They have a rock shaped like an elephant
The Elephant Rock is a naturally erupted sculpture located off the south coast of Iceland. The fascinating rock formation resembles the head of a giant elephant with it’s trunk submerged underwater, whilst the basalt rock gives it a unique wrinkled skin texture.
A hand drawn map is enough for a letter to reach its destination
In 2016, the news of a letter with no address arriving at a far-flung corner of Iceland went viral on social media.
The letter was mailed by a tourist who had stay on a farm in the city of Búðardalur, but couldn’t remember the address. The sender identified the intended destination with a hand drawn map with descriptions of the family who resides there and indications of roads.

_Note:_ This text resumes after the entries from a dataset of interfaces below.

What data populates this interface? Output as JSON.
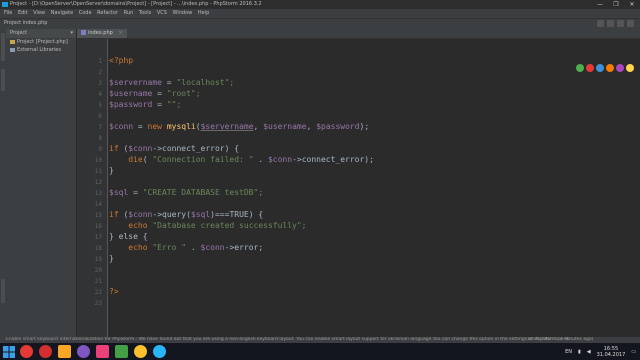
{
  "window": {
    "title": "Project - [D:\\OpenServer\\OpenServer\\domains\\Project] - [Project] - ...\\index.php - PhpStorm 2016.3.2",
    "controls": [
      "—",
      "❐",
      "✕"
    ]
  },
  "menu": [
    "File",
    "Edit",
    "View",
    "Navigate",
    "Code",
    "Refactor",
    "Run",
    "Tools",
    "VCS",
    "Window",
    "Help"
  ],
  "breadcrumb": "Project    index.php",
  "project_panel": {
    "header": "Project",
    "items": [
      {
        "label": "Project [Project.php]",
        "icon": "folder-icon"
      },
      {
        "label": "External Libraries",
        "icon": "library-icon"
      }
    ]
  },
  "editor_tab": {
    "label": "index.php",
    "close": "×"
  },
  "line_numbers": [
    "1",
    "2",
    "3",
    "4",
    "5",
    "6",
    "7",
    "8",
    "9",
    "10",
    "11",
    "12",
    "13",
    "14",
    "15",
    "16",
    "17",
    "18",
    "19",
    "20",
    "21",
    "22",
    "23"
  ],
  "code": {
    "l1": "<?php",
    "l3_var": "$servername",
    "l3_val": "\"localhost\";",
    "l4_var": "$username",
    "l4_val": "\"root\";",
    "l5_var": "$password",
    "l5_val": "\"\";",
    "l7_var": "$conn",
    "l7_kw": "new",
    "l7_fn": "mysqli",
    "l7_a1": "$servername",
    "l7_a2": "$username",
    "l7_a3": "$password",
    "l9_kw": "if",
    "l9_rest": "->connect_error) {",
    "l10_kw": "die",
    "l10_str": "\"Connection failed: \"",
    "l10_rest": "->connect_error);",
    "l13_var": "$sql",
    "l13_str": "\"CREATE DATABASE testDB\";",
    "l15_kw": "if",
    "l15_mid": "->query(",
    "l15_rest": ")===TRUE) {",
    "l16_kw": "echo",
    "l16_str": "\"Database created successfully\";",
    "l17_mid": "} else {",
    "l18_kw": "echo",
    "l18_str": "\"Erro \"",
    "l18_rest": "->error;",
    "l23": "?>"
  },
  "status": {
    "message": "Enable smart keyboard internationalization for PhpStorm.: We have found out that you are using a non-english keyboard layout. You can enable smart layout support for ukrainian language.You can change this option in the settings of PhpStorm (3 minutes ago)",
    "position": "18:31  CRLF:  UTF-8:"
  },
  "taskbar": {
    "apps": [
      "chrome-icon",
      "opera-icon",
      "yandex-icon",
      "viber-icon",
      "phpstorm-icon",
      "camtasia-icon",
      "chrome-icon-2",
      "skype-icon"
    ],
    "lang": "EN",
    "time": "16:55",
    "date": "31.04.2017"
  },
  "colors": {
    "keyword": "#cc7832",
    "variable": "#9876aa",
    "string": "#6a8759",
    "function": "#ffc66d",
    "default": "#a9b7c6"
  }
}
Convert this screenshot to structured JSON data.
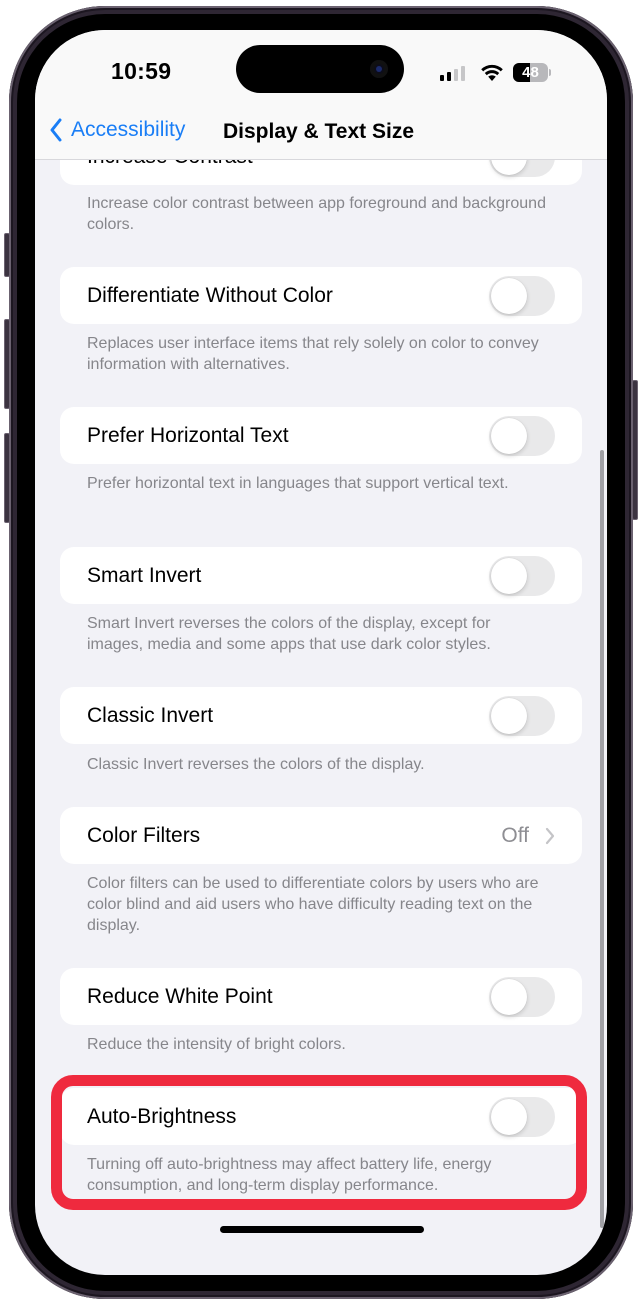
{
  "status_bar": {
    "time": "10:59",
    "battery_percent": "48",
    "battery_level": 0.48,
    "signal_bars_active": 2,
    "signal_bars_total": 4
  },
  "nav": {
    "back_label": "Accessibility",
    "title": "Display & Text Size"
  },
  "settings": [
    {
      "label": "Increase Contrast",
      "type": "toggle",
      "on": false,
      "footer": "Increase color contrast between app foreground and background colors."
    },
    {
      "label": "Differentiate Without Color",
      "type": "toggle",
      "on": false,
      "footer": "Replaces user interface items that rely solely on color to convey information with alternatives."
    },
    {
      "label": "Prefer Horizontal Text",
      "type": "toggle",
      "on": false,
      "footer": "Prefer horizontal text in languages that support vertical text."
    },
    {
      "label": "Smart Invert",
      "type": "toggle",
      "on": false,
      "footer": "Smart Invert reverses the colors of the display, except for images, media and some apps that use dark color styles."
    },
    {
      "label": "Classic Invert",
      "type": "toggle",
      "on": false,
      "footer": "Classic Invert reverses the colors of the display."
    },
    {
      "label": "Color Filters",
      "type": "disclosure",
      "value": "Off",
      "footer": "Color filters can be used to differentiate colors by users who are color blind and aid users who have difficulty reading text on the display."
    },
    {
      "label": "Reduce White Point",
      "type": "toggle",
      "on": false,
      "footer": "Reduce the intensity of bright colors."
    },
    {
      "label": "Auto-Brightness",
      "type": "toggle",
      "on": false,
      "footer": "Turning off auto-brightness may affect battery life, energy consumption, and long-term display performance.",
      "highlighted": true
    }
  ],
  "colors": {
    "accent": "#1a7ef6",
    "highlight": "#ef2a3e",
    "toggle_off": "#e9e9ea",
    "background": "#f2f2f7"
  }
}
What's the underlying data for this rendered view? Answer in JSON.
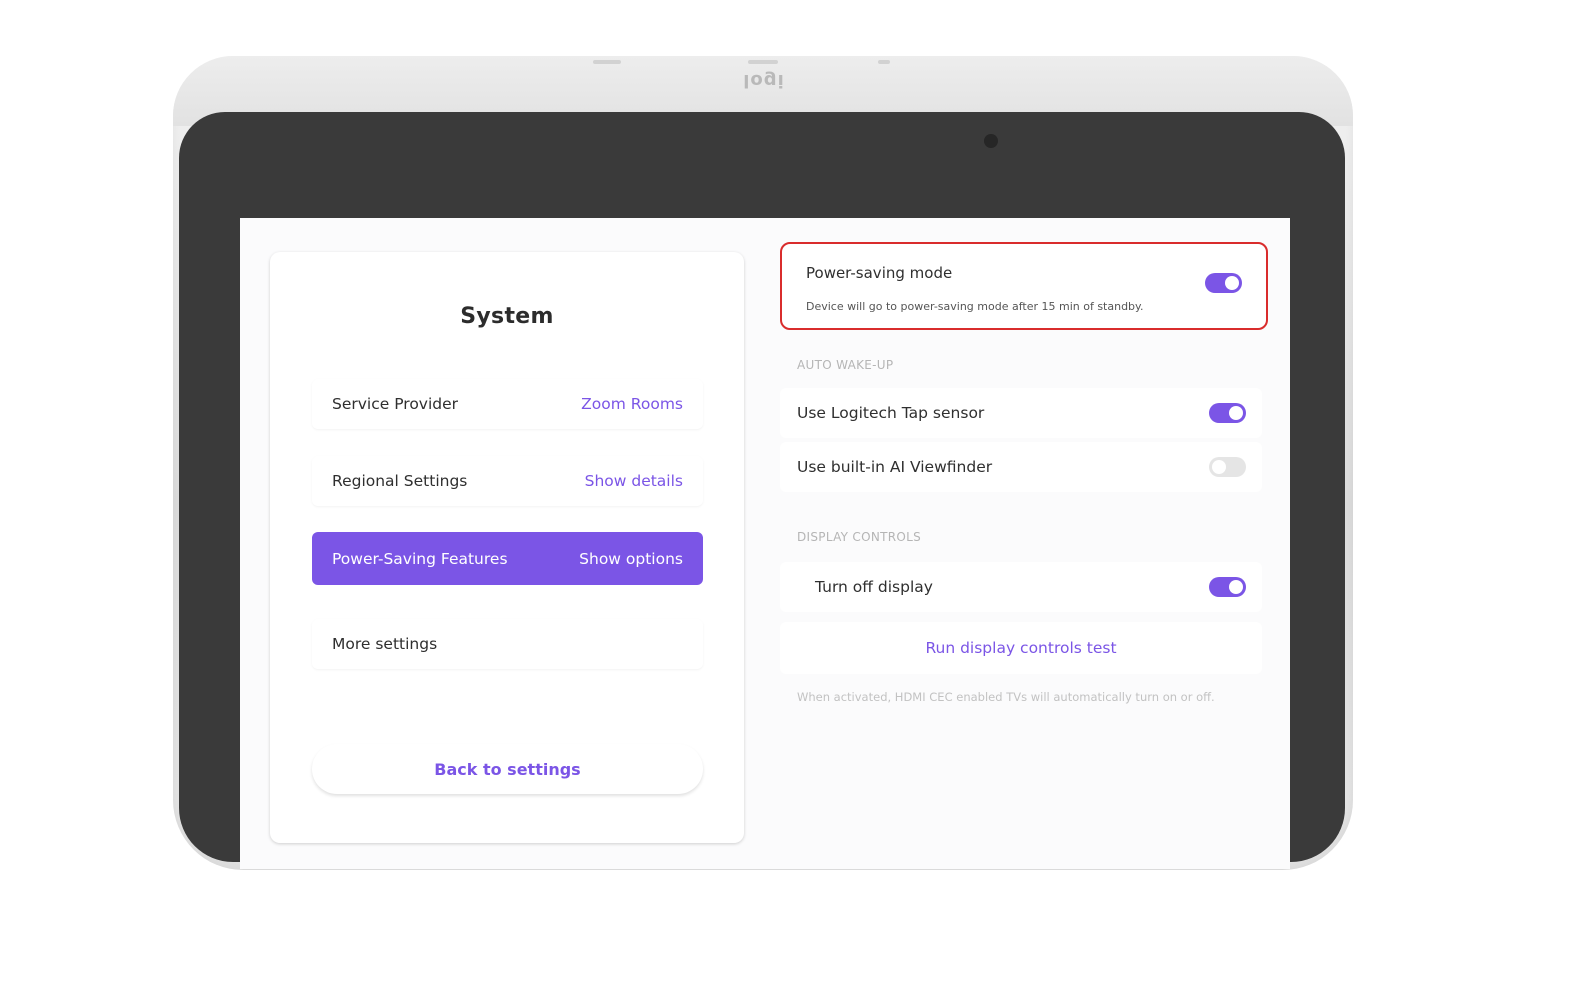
{
  "device": {
    "logo_text": "logi"
  },
  "left": {
    "title": "System",
    "rows": [
      {
        "label": "Service Provider",
        "value": "Zoom Rooms"
      },
      {
        "label": "Regional Settings",
        "value": "Show details"
      },
      {
        "label": "Power-Saving Features",
        "value": "Show options"
      },
      {
        "label": "More settings",
        "value": ""
      }
    ],
    "back_label": "Back to settings"
  },
  "right": {
    "power_saving": {
      "title": "Power-saving mode",
      "description": "Device will go to power-saving mode after 15 min of standby.",
      "enabled": true
    },
    "auto_wakeup": {
      "label": "AUTO WAKE-UP",
      "items": [
        {
          "label": "Use Logitech Tap sensor",
          "enabled": true
        },
        {
          "label": "Use built-in AI Viewfinder",
          "enabled": false
        }
      ]
    },
    "display_controls": {
      "label": "DISPLAY CONTROLS",
      "turn_off": {
        "label": "Turn off display",
        "enabled": true
      },
      "run_test_label": "Run display controls test",
      "footnote": "When activated, HDMI CEC enabled TVs will automatically turn on or off."
    }
  },
  "colors": {
    "accent": "#7b55e6",
    "highlight": "#d92c2c"
  }
}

It successfully made it to the right recipient thanks to the country’s canny postal service.
They tried to sell the Northern Lights
At Discover the World we’ve pioneered a few unusual and amazing experiences in the ‘land of fire and ice’ but when it comes to selling northern lights, we discovered we were not the first!
Icelandic poet and lawyer Einar Benediktsson (1864-1940) was editor of Iceland’s first daily newspaper and a visionary entrepreneur who put up the northern lights for sale.
An advocate of the need for foreign investment to utilize the island’s natural resources, he spent years touring Europe to raise capital for this and other ventures. Arriving in London, he found a buyer for the northern lights but clearly the deal fell through as the auroras are still there for us to enjoy!